_What the exercise asks_. Out of the lines below, please list those that hold the string "Help".

_Provided data_.
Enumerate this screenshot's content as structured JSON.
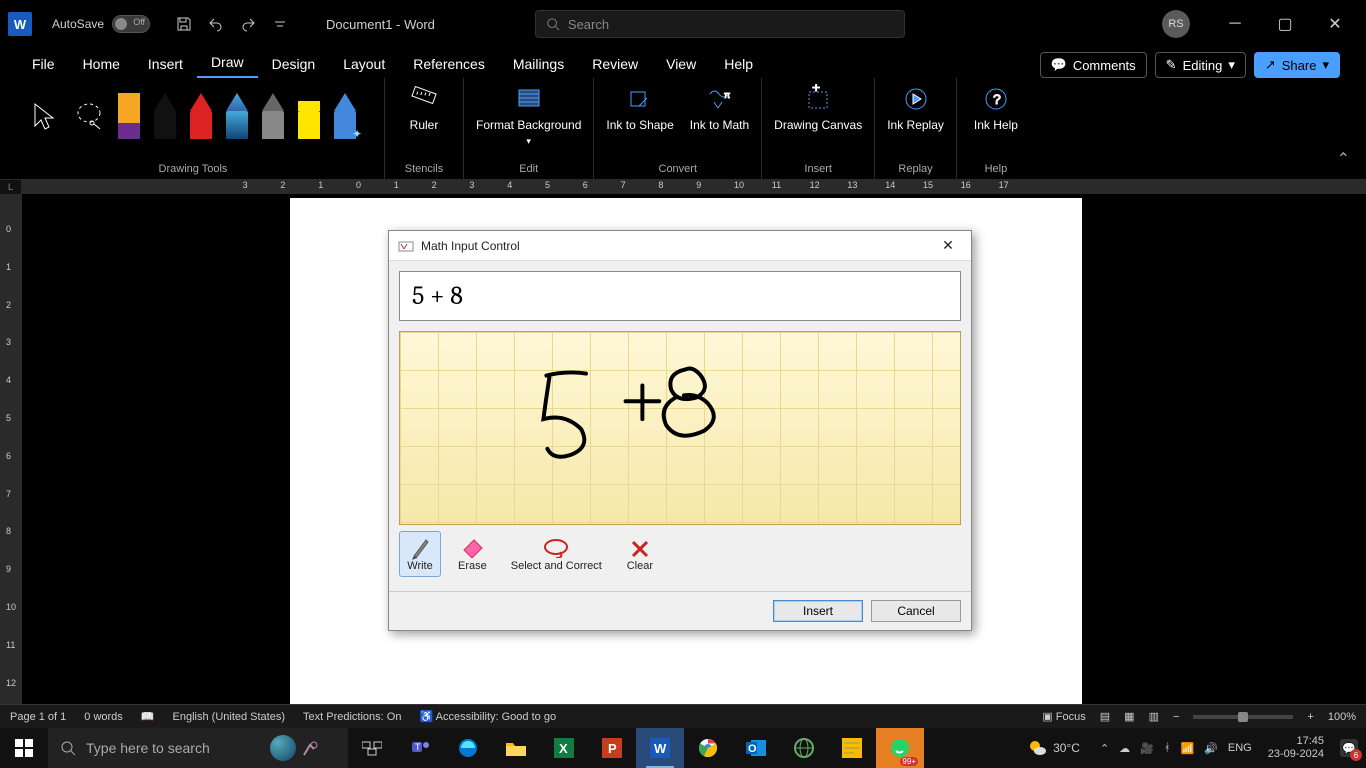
{
  "titlebar": {
    "autosave_label": "AutoSave",
    "autosave_state": "Off",
    "doc_title": "Document1  -  Word",
    "search_placeholder": "Search",
    "user_initials": "RS"
  },
  "tabs": {
    "file": "File",
    "home": "Home",
    "insert": "Insert",
    "draw": "Draw",
    "design": "Design",
    "layout": "Layout",
    "references": "References",
    "mailings": "Mailings",
    "review": "Review",
    "view": "View",
    "help": "Help",
    "comments": "Comments",
    "editing": "Editing",
    "share": "Share"
  },
  "ribbon": {
    "groups": {
      "drawing_tools": "Drawing Tools",
      "stencils": "Stencils",
      "edit": "Edit",
      "convert": "Convert",
      "insert": "Insert",
      "replay": "Replay",
      "help": "Help"
    },
    "ruler": "Ruler",
    "format_background": "Format Background",
    "ink_to_shape": "Ink to Shape",
    "ink_to_math": "Ink to Math",
    "drawing_canvas": "Drawing Canvas",
    "ink_replay": "Ink Replay",
    "ink_help": "Ink Help"
  },
  "dialog": {
    "title": "Math Input Control",
    "expression": "5 + 8",
    "tools": {
      "write": "Write",
      "erase": "Erase",
      "select_correct": "Select and Correct",
      "clear": "Clear"
    },
    "insert": "Insert",
    "cancel": "Cancel"
  },
  "statusbar": {
    "page": "Page 1 of 1",
    "words": "0 words",
    "language": "English (United States)",
    "text_predictions": "Text Predictions: On",
    "accessibility": "Accessibility: Good to go",
    "focus": "Focus",
    "zoom": "100%"
  },
  "taskbar": {
    "search_placeholder": "Type here to search",
    "weather_temp": "30°C",
    "lang": "ENG",
    "time": "17:45",
    "date": "23-09-2024",
    "notify_count": "6",
    "whatsapp_badge": "99+"
  }
}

_Answer for the task_.
    "help": "Help",
      "help": "Help"
    "ink_help": "Ink Help"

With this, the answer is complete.